TASK INPUT:

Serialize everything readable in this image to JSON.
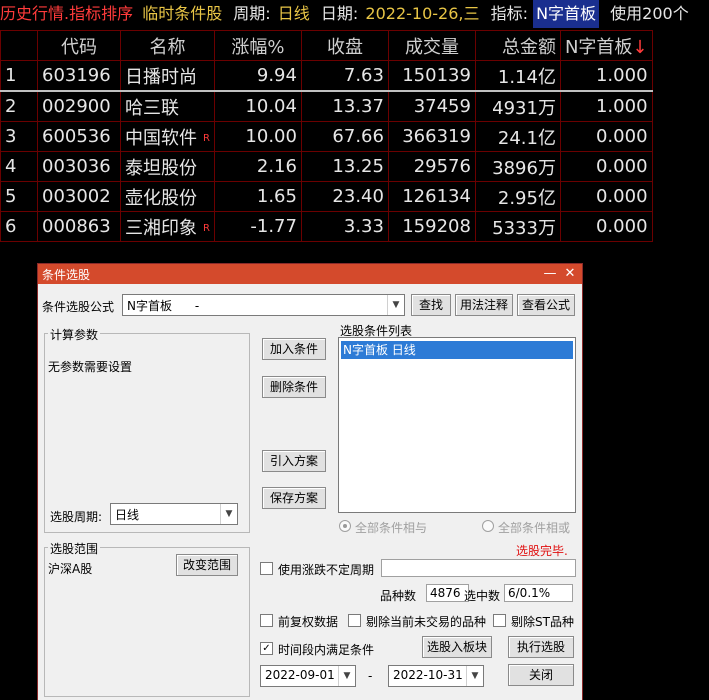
{
  "topbar": {
    "mode": "历史行情.指标排序",
    "condition": "临时条件股",
    "period_label": "周期:",
    "period_value": "日线",
    "date_label": "日期:",
    "date_value": "2022-10-26,三",
    "indicator_label": "指标:",
    "indicator_value": "N字首板",
    "usage": "使用200个"
  },
  "table": {
    "headers": [
      "",
      "代码",
      "名称",
      "涨幅%",
      "收盘",
      "成交量",
      "总金额",
      "N字首板"
    ],
    "sort_indicator": "↓",
    "rows": [
      {
        "idx": "1",
        "code": "603196",
        "name": "日播时尚",
        "flag": "",
        "pct": "9.94",
        "close": "7.63",
        "volume": "150139",
        "amount": "1.14亿",
        "n": "1.000"
      },
      {
        "idx": "2",
        "code": "002900",
        "name": "哈三联",
        "flag": "",
        "pct": "10.04",
        "close": "13.37",
        "volume": "37459",
        "amount": "4931万",
        "n": "1.000"
      },
      {
        "idx": "3",
        "code": "600536",
        "name": "中国软件",
        "flag": "R",
        "pct": "10.00",
        "close": "67.66",
        "volume": "366319",
        "amount": "24.1亿",
        "n": "0.000"
      },
      {
        "idx": "4",
        "code": "003036",
        "name": "泰坦股份",
        "flag": "",
        "pct": "2.16",
        "close": "13.25",
        "volume": "29576",
        "amount": "3896万",
        "n": "0.000"
      },
      {
        "idx": "5",
        "code": "003002",
        "name": "壶化股份",
        "flag": "",
        "pct": "1.65",
        "close": "23.40",
        "volume": "126134",
        "amount": "2.95亿",
        "n": "0.000"
      },
      {
        "idx": "6",
        "code": "000863",
        "name": "三湘印象",
        "flag": "R",
        "pct": "-1.77",
        "close": "3.33",
        "volume": "159208",
        "amount": "5333万",
        "n": "0.000"
      }
    ]
  },
  "colors": {
    "up": "#ff3b3b",
    "down": "#2fd4d4",
    "volume": "#e8d34a",
    "dialog_title": "#d44a2c",
    "selection": "#2d7bd6"
  },
  "dialog": {
    "title": "条件选股",
    "minimize": "—",
    "close": "✕",
    "formula_label": "条件选股公式",
    "formula_value": "N字首板      -",
    "find_button": "查找",
    "usage_note_button": "用法注释",
    "view_formula_button": "查看公式",
    "params_group": "计算参数",
    "params_text": "无参数需要设置",
    "period_label": "选股周期:",
    "period_value": "日线",
    "add_condition_button": "加入条件",
    "delete_condition_button": "删除条件",
    "import_plan_button": "引入方案",
    "save_plan_button": "保存方案",
    "list_label": "选股条件列表",
    "list_items": [
      "N字首板  日线"
    ],
    "radio_and": "全部条件相与",
    "radio_or": "全部条件相或",
    "status": "选股完毕.",
    "range_group": "选股范围",
    "range_value": "沪深A股",
    "change_range_button": "改变范围",
    "use_variable_period": "使用涨跌不定周期",
    "variety_count_label": "品种数",
    "variety_count": "4876",
    "selected_label": "选中数",
    "selected_value": "6/0.1%",
    "pre_adjust": "前复权数据",
    "exclude_untraded": "剔除当前未交易的品种",
    "exclude_st": "剔除ST品种",
    "time_range_check": "时间段内满足条件",
    "to_block_button": "选股入板块",
    "execute_button": "执行选股",
    "date_from": "2022-09-01",
    "date_sep": "-",
    "date_to": "2022-10-31",
    "close_button": "关闭"
  }
}
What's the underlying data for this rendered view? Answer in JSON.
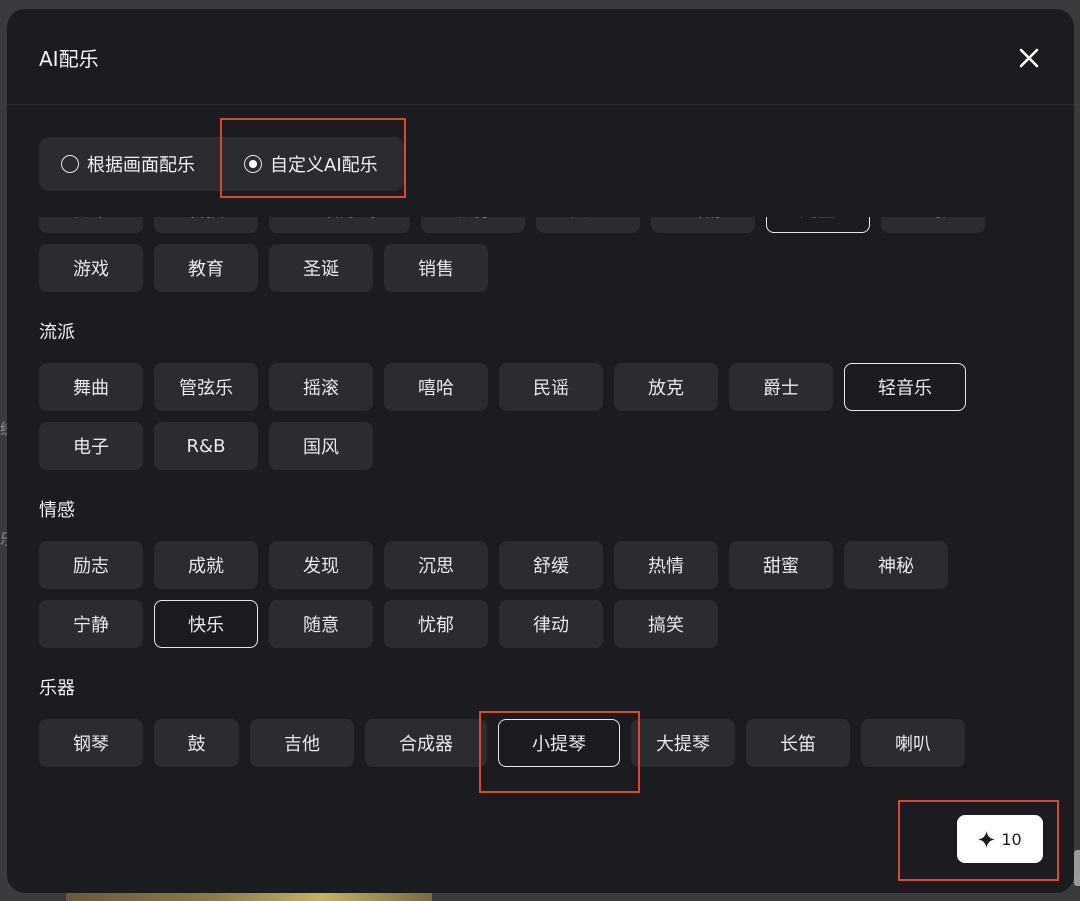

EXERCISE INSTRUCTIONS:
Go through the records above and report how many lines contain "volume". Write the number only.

ANSWER SPACE:
7